''I used to go to the basketball court with him and he'd get mad at me if I couldn't make a layup,'' Michael Jr. said. ''He was always on my case. I just wanted to make him happy. I feed off my father.'' By the age of eight, Michael Jr. could dribble with both hands and drive to the basket with impunity. His dad coached him in organized leagues, and promptly put him at point guard. He has been there ever since.
''He developed so fast,'' the father said. ''When he was 10 years old, a referee fouled him out and he wanted to know why he was making all the calls on him. The referee told him, 'If we foul you out, the other team will have a better chance to make it a close game.' ''

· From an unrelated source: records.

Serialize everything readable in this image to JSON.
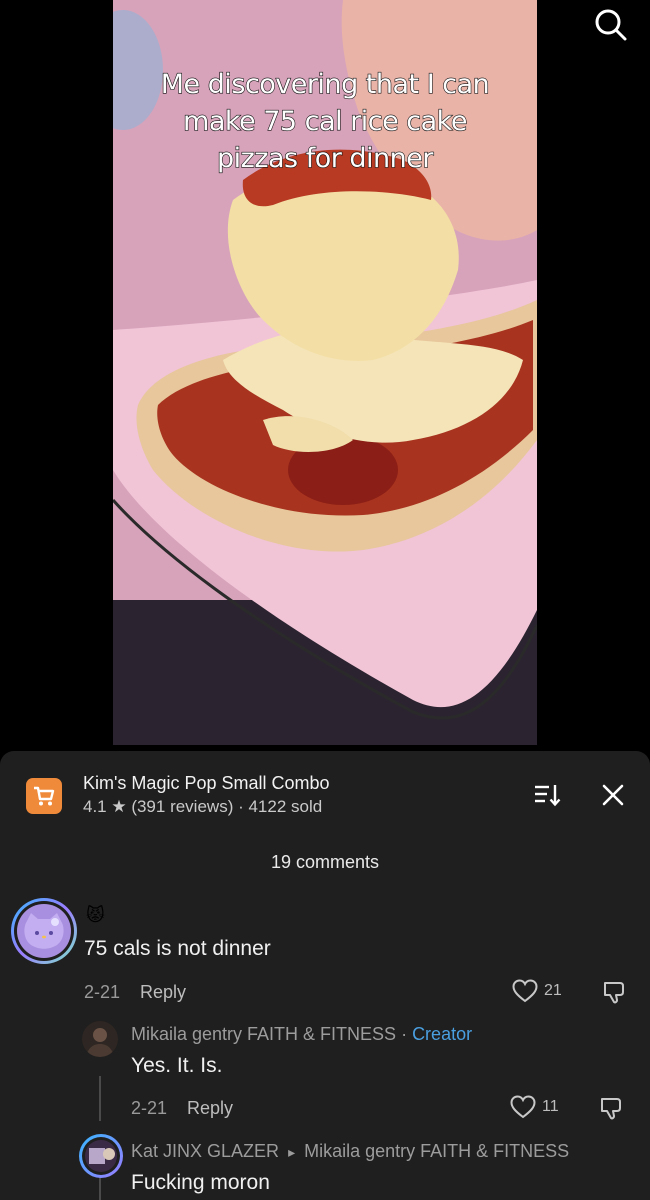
{
  "video": {
    "caption": "Me discovering that I can make 75 cal rice cake pizzas for dinner"
  },
  "product": {
    "title": "Kim's Magic Pop Small Combo",
    "meta": "4.1 ★ (391 reviews) · 4122 sold"
  },
  "comments_header": "19 comments",
  "comments": [
    {
      "emoji": "😾",
      "text": "75 cals is not dinner",
      "date": "2-21",
      "reply_label": "Reply",
      "likes": "21"
    }
  ],
  "replies": [
    {
      "author": "Mikaila gentry FAITH & FITNESS",
      "separator": " · ",
      "badge": "Creator",
      "text": "Yes. It. Is.",
      "date": "2-21",
      "reply_label": "Reply",
      "likes": "11"
    },
    {
      "author": "Kat JINX GLAZER",
      "arrow": "▸",
      "reply_to": "Mikaila gentry FAITH & FITNESS",
      "text": "Fucking moron"
    }
  ],
  "colors": {
    "sheet": "#1f1f1f",
    "accent_shop": "#f08a3b",
    "creator": "#4a9fe0"
  }
}
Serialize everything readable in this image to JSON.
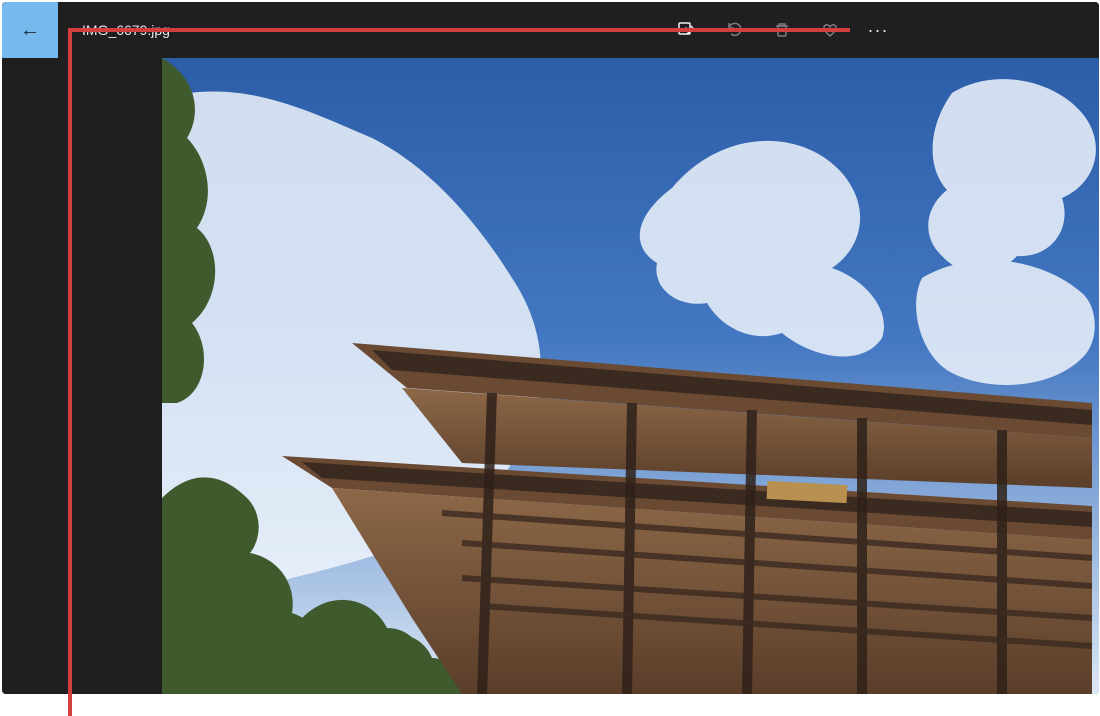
{
  "window": {
    "back_icon": "←",
    "title": "IMG_6679.jpg"
  },
  "toolbar": {
    "edit_icon": "photo-edit-icon",
    "rotate_icon": "rotate-icon",
    "delete_icon": "trash-icon",
    "favorite_icon": "heart-icon",
    "more_label": "···"
  },
  "colors": {
    "back_button": "#76b9ed",
    "background": "#1f1f1f",
    "callout": "#d33f3f"
  }
}
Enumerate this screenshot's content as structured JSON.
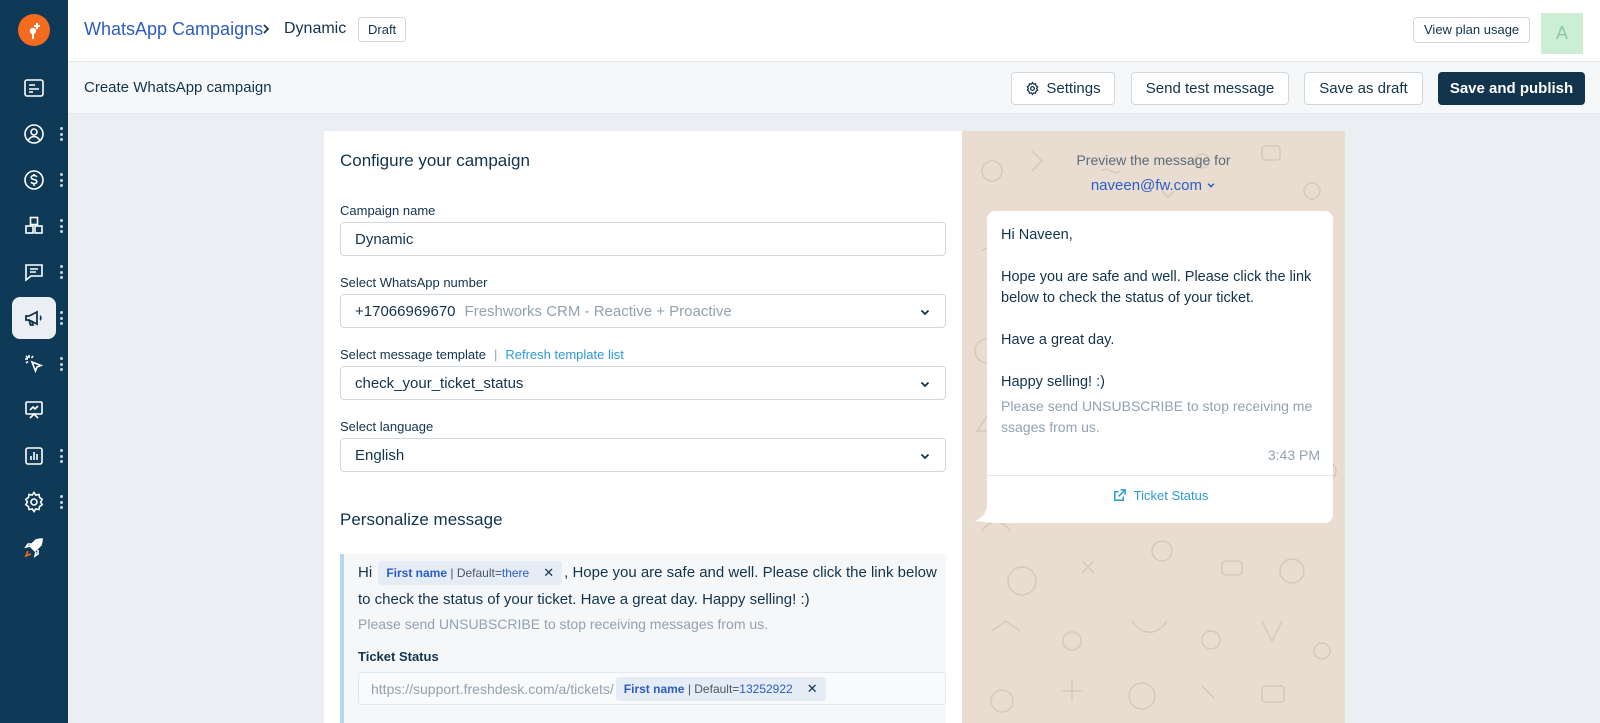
{
  "header": {
    "breadcrumb_link": "WhatsApp Campaigns",
    "breadcrumb_current": "Dynamic",
    "status_badge": "Draft",
    "plan_usage_button": "View plan usage",
    "avatar_initial": "A"
  },
  "sidebar": {
    "items": [
      {
        "icon": "dashboard-icon"
      },
      {
        "icon": "contacts-icon",
        "has_menu": true
      },
      {
        "icon": "deals-dollar-icon",
        "has_menu": true
      },
      {
        "icon": "modules-grid-icon",
        "has_menu": true
      },
      {
        "icon": "conversations-chat-icon",
        "has_menu": true
      },
      {
        "icon": "campaigns-megaphone-icon",
        "has_menu": true,
        "active": true
      },
      {
        "icon": "automation-cursor-icon",
        "has_menu": true
      },
      {
        "icon": "display-board-icon"
      },
      {
        "icon": "reports-chart-icon",
        "has_menu": true
      },
      {
        "icon": "settings-gear-icon",
        "has_menu": true
      },
      {
        "icon": "rocket-icon"
      }
    ]
  },
  "toolbar": {
    "title": "Create WhatsApp campaign",
    "settings": "Settings",
    "send_test": "Send test message",
    "save_draft": "Save as draft",
    "save_publish": "Save and publish"
  },
  "form": {
    "section_title": "Configure your campaign",
    "campaign_name_label": "Campaign name",
    "campaign_name_value": "Dynamic",
    "whatsapp_number_label": "Select WhatsApp number",
    "whatsapp_number_value": "+17066969670",
    "whatsapp_number_account": "Freshworks CRM - Reactive + Proactive",
    "template_label": "Select message template",
    "template_separator": "|",
    "refresh_link": "Refresh template list",
    "template_value": "check_your_ticket_status",
    "language_label": "Select language",
    "language_value": "English"
  },
  "personalize": {
    "title": "Personalize message",
    "greeting": "Hi",
    "chip1_field": "First name",
    "chip1_default_label": "| Default=",
    "chip1_default_value": "there",
    "chip_remove": "✕",
    "line1_rest": ", Hope you are safe and well. Please click the link below",
    "line2": "to check the status of your ticket. Have a great day. Happy selling! :)",
    "unsubscribe": "Please send UNSUBSCRIBE to stop receiving messages from us.",
    "button_label": "Ticket Status",
    "url_prefix": "https://support.freshdesk.com/a/tickets/",
    "chip2_field": "First name",
    "chip2_default_label": "| Default=",
    "chip2_default_value": "13252922"
  },
  "preview": {
    "label": "Preview the message for",
    "email": "naveen@fw.com",
    "greeting": "Hi Naveen,",
    "body_line1": "Hope you are safe and well. Please click the link",
    "body_line2": "below to check the status of your ticket.",
    "body_line3": "Have a great day.",
    "body_line4": "Happy selling! :)",
    "unsubscribe": "Please send UNSUBSCRIBE to stop receiving me ssages from us.",
    "time": "3:43 PM",
    "button": "Ticket Status"
  },
  "colors": {
    "sidebar": "#0f3a57",
    "brand_orange": "#f56b1e",
    "primary_button": "#12344d",
    "link_blue": "#2c5cc5",
    "preview_bg": "#e8ddd0"
  }
}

Michael Horton Jr. played for his father for four years, and later followed his footsteps to T.C. Williams High School. The coaches would not have to coax him to come out and play. He made all-state his senior year, averaging 30 points and nine assists per game, and led his team to the Virginia semifinals.
Lessons came early
When he sensed he was too frail to bang with better competition, Horton went to the weight room and built bulk. He emerged with a stockier physique, but retained his quick feet and extraordinary ball skills.
''I've got a lot of tricks that I haven't tried in a game yet,'' he said. ''I can take the ball and throw it behind-the-back to myself.''
Horton can be careless with the ball - he had nine turnovers against Massachusetts - but he has a remarkable ability to get it back. His landmark larceny against Louisville gave him 34 steals in 18 games.
Michael Horton Sr. remembers feeling chills during Thursday's player introductions on ESPN, and both he and his wife, Valerie, jumped out of their seats when their son's record was revealed. Friday, at the middle school Horton serves as custodian, the achievement was announced on the public address system.
''He's coming along,'' Michael Horton Sr. said of his son. ''But I don't want Mike to get big-headed. I tell him that when you've got an opportunity knocking at your door, you've got to open the door. I had the opportunity and I went the other way.''